Obviously, the situation of the climatic biodiversity scientists is much simpler. They should have compared the models with reality a long time ago, conclude that the particular models they had were useless, despite their efforts to make them realistic, and move on. And if no progress in constructing predictable models is made for decades, they should simply temporarily give up and start to think that a quantitative predictable science about their favorite subject is impossible. Our situation is more subtle because it is tougher to compare our thinking with experiments. It is more difficult to show that we are on the right track, but it is also more difficult to show that we are on a wrong track. But these two possibilities should always be studied in a balanced way, I think.
This also applies to string theory where the experiments are replaced by calculations of more concrete examples of something, and these experiments are meant to decide about the fate of more general principles that we want to believe. We have been convinced that the problem of quantum gravity has essentially a unique solution currectly called string/M-theory, and I am still convinced that there is a huge body of evidence that this statement is true if the words are properly defined.
However, being on the right track in the big questions does not imply that we will always be on the right track. The fact that many dualities between string theories and other mathematical structures seem to be obviously correct does not imply that all conjectured dualities are correct. The fact that a particular simple vacuum exists and is consistent does not imply that all proposed vacua - or even all vacua proposed by the same authors - are consistent and exist. We don't seem to ask these questions too often.
Five minutes for a duality
In the mid 1990s, we had the duality revolution. One of the defining features was the following law that Tom Banks explained to me:
- If you can't show that a conjectured duality is wrong in 5 minutes, it must be correct.
Because Peter Woit did not have a sufficient capacity to understand an essential point, let me emphasize that the theorem above has been really true in the case of tens of important dualities, and the initial five-minutes-long checks were followed by roughly 10 years of other tests. And the dualities have passed all of them.
Unfortunately, this principle was also applied years after the revolution when it was already incorrect. The dualities between the highly supersymmetric descriptions are most likely to be correct because both sides of the duality are extremely constrained and most likely unique. Together with a couple of checks, this proves the story.
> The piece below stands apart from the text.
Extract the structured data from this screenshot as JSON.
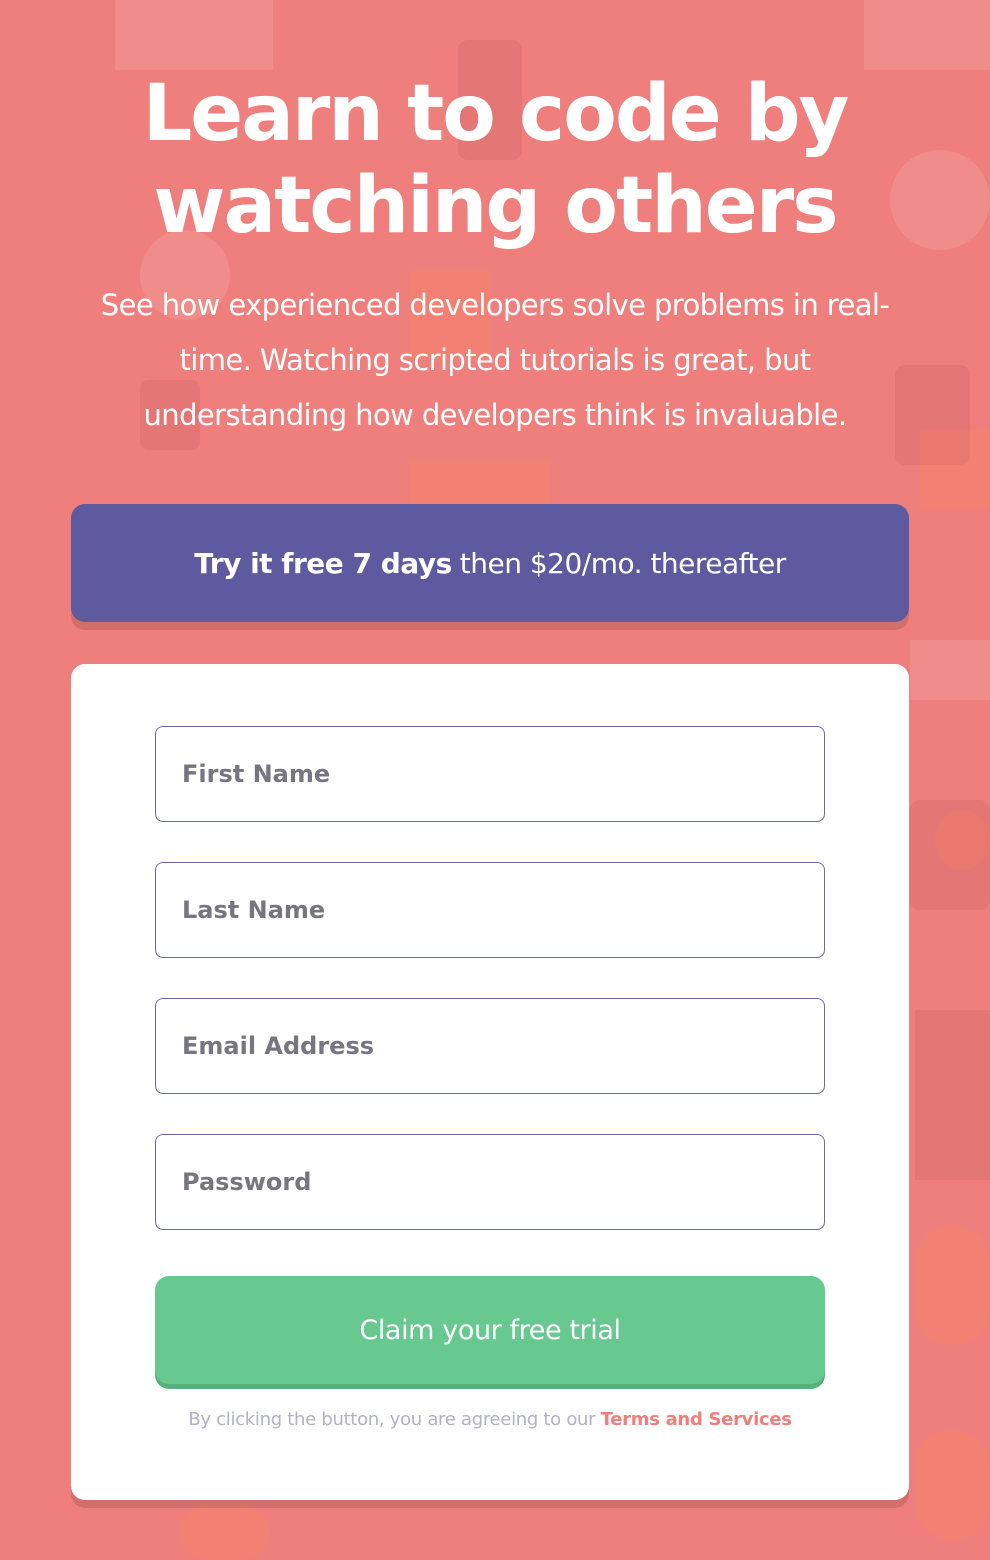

But are we really sure that these dualities generalize to the non-supersymmetric context, for example? Most of the constraints go away and the quantitative precise checks are usually impossible. Virtually all conjectured non-supersymmetric dualities (except a few exceptions in the topological context) are suspicious, and even those that are true may be true only because we define one of the sides to be dual to the other - while other equally consistent definitions may exist, too.
One can't really get a result for free and until one finds the correct theory that can be checked arbitrarily precisely, there is a principle of complementarity between the number of tools and possibilities that may be used to explain XY, and the probability that such a constructed explanation is correct. If we just decide do solve some of our problems by adding many new tools (or many backgrounds), it may help, but unless there are independent arguments, such a move also reduces the probability that the solution is correct. Only if an independent argument - that the probability of the model's being correct drops less than the amount of arbitrary assumptions and players we add - exists, one may talk about progress. Otherwise it's just a confusing violation of Occam's razor.